Reading minds by combining generative AI and brain scans

A decade ago, UC Berkeley researchers decoded fMRI data of people's brains to reconstruct images of movie trailers they had previously watched. Back then, the images were noisy and grainy. If you didn't know what you were looking at, it wasn't easy to make sense of them. However, the research delivered a fascinating glimpse of what could someday become a form of digital telepathy. And now, Japanese researchers at Osaka University have taken a similar approach but used the Stable Diffusion model for generative AI. The images reconstructed from the brain activity data are astonishingly clear. Far fucking out. From the research paper:

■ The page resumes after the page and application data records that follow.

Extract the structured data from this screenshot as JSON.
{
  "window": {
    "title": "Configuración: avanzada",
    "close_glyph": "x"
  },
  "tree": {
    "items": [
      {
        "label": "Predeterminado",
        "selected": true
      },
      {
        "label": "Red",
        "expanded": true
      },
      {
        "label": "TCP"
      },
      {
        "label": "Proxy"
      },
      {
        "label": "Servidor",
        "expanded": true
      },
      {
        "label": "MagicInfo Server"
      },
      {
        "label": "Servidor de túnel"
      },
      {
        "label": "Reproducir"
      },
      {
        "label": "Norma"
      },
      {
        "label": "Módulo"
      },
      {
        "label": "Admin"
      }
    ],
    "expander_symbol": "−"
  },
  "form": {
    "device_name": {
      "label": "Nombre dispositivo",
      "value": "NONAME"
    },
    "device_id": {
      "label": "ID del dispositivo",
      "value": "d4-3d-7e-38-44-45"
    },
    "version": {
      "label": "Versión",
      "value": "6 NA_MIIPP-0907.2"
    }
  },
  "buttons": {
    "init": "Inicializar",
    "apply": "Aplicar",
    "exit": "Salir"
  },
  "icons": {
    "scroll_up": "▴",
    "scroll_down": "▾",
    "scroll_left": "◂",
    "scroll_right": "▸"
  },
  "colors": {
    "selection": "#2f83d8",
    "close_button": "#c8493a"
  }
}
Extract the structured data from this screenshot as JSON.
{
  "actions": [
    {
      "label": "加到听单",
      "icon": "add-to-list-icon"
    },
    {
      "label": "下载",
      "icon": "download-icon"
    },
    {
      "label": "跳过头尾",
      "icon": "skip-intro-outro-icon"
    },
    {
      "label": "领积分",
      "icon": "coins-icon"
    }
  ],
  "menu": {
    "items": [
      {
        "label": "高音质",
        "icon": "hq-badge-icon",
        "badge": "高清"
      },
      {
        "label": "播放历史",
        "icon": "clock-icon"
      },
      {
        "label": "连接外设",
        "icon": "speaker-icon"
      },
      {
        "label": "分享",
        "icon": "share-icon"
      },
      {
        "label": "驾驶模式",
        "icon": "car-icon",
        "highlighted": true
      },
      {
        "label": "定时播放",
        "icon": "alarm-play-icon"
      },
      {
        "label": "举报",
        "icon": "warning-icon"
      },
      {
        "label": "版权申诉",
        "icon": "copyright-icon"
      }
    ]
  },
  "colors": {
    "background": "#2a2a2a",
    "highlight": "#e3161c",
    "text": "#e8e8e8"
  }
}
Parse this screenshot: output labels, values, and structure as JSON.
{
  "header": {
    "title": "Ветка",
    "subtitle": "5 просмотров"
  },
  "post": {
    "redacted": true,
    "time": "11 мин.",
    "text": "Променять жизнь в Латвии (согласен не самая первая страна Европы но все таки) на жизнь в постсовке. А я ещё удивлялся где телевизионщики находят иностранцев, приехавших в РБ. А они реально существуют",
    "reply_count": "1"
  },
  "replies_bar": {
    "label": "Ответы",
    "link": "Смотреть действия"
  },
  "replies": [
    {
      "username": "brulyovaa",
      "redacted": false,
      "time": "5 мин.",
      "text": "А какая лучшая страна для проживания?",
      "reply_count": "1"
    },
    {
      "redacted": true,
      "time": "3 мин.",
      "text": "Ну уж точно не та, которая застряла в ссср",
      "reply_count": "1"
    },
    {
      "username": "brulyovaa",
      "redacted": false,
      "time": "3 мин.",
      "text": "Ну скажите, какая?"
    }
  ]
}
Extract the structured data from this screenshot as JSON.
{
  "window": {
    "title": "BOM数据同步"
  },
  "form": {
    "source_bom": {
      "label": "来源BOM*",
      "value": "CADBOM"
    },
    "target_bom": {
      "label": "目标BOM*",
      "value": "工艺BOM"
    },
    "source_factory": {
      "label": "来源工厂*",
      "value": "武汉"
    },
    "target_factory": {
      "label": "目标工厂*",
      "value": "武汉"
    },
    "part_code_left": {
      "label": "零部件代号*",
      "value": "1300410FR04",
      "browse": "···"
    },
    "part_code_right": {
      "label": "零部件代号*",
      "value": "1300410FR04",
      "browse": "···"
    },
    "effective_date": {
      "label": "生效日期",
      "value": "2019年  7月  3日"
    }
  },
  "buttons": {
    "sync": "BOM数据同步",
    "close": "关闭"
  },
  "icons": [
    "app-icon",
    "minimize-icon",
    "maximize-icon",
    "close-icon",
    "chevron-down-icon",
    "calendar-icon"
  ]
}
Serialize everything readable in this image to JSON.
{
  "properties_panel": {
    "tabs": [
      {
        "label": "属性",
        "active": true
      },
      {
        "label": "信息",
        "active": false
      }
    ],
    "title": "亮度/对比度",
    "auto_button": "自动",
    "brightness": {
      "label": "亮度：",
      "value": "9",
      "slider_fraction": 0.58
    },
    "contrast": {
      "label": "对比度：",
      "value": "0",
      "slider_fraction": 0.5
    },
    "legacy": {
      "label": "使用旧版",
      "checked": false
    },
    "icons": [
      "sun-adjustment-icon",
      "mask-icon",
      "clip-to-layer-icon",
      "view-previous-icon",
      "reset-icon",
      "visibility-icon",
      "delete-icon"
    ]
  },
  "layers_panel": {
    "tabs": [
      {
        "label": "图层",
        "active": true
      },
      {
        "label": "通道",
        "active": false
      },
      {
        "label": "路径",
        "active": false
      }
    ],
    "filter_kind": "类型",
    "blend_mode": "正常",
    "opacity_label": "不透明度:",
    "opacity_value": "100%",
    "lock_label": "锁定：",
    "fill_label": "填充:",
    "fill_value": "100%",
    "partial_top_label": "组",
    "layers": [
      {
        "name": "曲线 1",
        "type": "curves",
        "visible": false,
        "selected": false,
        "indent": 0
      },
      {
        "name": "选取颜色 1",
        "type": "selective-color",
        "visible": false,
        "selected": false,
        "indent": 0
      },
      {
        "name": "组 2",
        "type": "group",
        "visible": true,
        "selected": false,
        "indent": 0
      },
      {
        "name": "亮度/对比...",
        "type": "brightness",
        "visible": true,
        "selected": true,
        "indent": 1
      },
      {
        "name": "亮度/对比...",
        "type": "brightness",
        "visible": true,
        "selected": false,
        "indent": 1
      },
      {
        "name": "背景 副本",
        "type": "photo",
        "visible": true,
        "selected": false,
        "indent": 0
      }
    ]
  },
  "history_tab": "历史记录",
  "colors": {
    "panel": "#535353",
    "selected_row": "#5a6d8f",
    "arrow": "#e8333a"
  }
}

Reconstructing visual experiences from human brain activity offers a unique way to understand how the brain represents the world, and to interpret the connection between computer vision models and our visual system. While deep generative models have recently been employed for this task, reconstructing realistic images with high semantic fidelity is still a challenging problem. Here, we propose a new method based on a diffusion model (DM) to reconstruct images from human brain activity obtained via functional magnetic resonance imaging (fMRI). More specifically, we rely on a latent diffusion model (LDM) termed Stable Diffusion. This model reduces the computational cost of DMs, while preserving their high generative performance […]

(Thanks, UPSO!)